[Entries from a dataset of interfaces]
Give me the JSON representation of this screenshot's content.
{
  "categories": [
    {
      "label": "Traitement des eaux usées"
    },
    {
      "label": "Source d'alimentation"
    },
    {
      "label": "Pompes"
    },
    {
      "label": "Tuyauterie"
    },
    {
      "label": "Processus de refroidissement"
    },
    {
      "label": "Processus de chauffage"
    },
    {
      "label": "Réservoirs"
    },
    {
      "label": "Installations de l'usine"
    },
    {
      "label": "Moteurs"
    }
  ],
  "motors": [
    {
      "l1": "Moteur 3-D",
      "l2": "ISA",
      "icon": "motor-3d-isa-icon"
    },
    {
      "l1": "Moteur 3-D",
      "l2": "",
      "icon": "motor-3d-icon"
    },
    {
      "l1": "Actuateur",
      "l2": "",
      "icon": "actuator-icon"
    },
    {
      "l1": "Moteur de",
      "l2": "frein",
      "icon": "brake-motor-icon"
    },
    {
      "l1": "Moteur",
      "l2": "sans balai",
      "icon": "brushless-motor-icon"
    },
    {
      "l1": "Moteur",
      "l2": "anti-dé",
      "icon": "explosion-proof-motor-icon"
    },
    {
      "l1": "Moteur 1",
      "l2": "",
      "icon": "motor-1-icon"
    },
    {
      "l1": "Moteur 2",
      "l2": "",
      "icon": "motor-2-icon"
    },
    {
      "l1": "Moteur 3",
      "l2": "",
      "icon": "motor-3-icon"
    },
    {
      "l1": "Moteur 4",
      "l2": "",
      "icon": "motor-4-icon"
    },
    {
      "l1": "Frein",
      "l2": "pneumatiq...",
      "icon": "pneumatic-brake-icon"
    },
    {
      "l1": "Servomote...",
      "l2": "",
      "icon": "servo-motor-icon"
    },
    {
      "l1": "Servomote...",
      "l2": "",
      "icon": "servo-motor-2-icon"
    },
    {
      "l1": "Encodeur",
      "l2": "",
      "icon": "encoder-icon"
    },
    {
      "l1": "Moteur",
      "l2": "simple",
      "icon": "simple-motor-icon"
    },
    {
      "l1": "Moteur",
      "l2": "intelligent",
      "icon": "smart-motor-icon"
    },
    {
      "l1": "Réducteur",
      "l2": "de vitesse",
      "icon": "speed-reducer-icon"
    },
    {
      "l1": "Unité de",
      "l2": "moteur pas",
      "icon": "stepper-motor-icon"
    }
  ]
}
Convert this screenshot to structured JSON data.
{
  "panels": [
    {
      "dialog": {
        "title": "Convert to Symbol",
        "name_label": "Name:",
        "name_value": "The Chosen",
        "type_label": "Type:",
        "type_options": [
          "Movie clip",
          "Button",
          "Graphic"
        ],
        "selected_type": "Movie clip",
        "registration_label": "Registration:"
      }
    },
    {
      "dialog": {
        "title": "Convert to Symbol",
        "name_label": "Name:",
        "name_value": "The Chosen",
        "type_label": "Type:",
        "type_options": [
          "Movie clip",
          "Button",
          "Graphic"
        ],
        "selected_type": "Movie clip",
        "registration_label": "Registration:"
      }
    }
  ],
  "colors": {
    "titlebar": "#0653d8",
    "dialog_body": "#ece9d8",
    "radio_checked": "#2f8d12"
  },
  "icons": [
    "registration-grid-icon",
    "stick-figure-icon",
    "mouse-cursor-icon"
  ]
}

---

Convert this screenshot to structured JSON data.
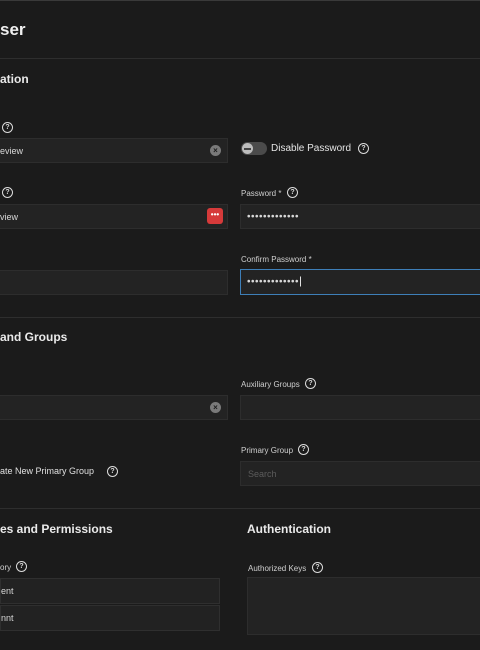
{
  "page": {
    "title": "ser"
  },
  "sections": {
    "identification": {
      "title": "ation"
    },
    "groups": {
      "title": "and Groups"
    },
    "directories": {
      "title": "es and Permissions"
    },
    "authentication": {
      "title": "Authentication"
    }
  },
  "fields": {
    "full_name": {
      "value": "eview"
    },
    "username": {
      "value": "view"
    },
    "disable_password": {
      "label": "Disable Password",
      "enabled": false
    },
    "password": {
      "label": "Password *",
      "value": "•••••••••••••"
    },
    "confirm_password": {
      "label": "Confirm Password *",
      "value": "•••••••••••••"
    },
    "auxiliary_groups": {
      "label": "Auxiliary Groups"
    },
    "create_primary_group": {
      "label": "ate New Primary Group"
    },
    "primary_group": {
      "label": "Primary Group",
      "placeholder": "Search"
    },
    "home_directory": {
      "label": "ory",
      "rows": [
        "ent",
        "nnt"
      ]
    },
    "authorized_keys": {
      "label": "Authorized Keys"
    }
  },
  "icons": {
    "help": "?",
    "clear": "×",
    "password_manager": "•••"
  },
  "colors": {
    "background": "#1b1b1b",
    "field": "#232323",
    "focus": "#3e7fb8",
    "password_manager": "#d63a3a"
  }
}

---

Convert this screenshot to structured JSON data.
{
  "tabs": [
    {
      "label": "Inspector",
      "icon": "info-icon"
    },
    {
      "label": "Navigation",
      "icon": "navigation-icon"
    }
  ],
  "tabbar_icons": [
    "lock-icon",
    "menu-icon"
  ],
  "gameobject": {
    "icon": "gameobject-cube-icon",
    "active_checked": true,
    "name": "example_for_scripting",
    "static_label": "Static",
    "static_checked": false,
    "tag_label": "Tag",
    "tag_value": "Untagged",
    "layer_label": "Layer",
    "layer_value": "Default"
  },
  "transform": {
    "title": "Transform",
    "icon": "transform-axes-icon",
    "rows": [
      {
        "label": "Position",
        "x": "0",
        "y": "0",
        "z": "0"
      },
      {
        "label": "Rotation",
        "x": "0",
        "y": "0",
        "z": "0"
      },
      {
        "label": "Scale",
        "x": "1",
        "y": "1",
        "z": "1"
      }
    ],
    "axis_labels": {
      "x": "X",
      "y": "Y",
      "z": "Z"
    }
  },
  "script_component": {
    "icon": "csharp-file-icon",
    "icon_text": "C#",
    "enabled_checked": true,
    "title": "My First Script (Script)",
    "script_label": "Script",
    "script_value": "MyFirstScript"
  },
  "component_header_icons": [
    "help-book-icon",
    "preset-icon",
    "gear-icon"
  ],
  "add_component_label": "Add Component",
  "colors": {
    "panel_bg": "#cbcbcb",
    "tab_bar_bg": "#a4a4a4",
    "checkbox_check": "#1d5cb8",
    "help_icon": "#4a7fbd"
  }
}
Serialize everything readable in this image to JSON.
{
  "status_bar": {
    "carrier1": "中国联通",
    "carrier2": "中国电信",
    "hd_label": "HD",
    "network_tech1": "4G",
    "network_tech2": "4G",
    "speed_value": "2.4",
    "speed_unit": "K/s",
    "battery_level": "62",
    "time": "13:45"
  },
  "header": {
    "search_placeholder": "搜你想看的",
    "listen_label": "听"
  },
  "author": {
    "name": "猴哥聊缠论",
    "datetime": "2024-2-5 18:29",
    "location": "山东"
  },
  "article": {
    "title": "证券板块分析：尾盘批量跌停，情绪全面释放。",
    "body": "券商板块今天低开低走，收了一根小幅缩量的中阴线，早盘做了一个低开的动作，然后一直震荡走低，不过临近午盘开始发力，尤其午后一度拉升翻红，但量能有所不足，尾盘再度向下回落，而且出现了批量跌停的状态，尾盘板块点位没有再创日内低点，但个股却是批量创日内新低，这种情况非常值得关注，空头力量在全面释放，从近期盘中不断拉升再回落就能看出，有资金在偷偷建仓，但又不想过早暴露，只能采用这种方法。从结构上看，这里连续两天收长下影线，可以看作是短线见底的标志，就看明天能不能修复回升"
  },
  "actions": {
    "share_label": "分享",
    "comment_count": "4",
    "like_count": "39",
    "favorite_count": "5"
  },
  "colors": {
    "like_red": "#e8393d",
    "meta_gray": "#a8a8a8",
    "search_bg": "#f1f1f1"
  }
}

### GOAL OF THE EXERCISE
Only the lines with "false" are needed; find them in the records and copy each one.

### TASK ANSWER
      "enabled": false
    "static_checked": false,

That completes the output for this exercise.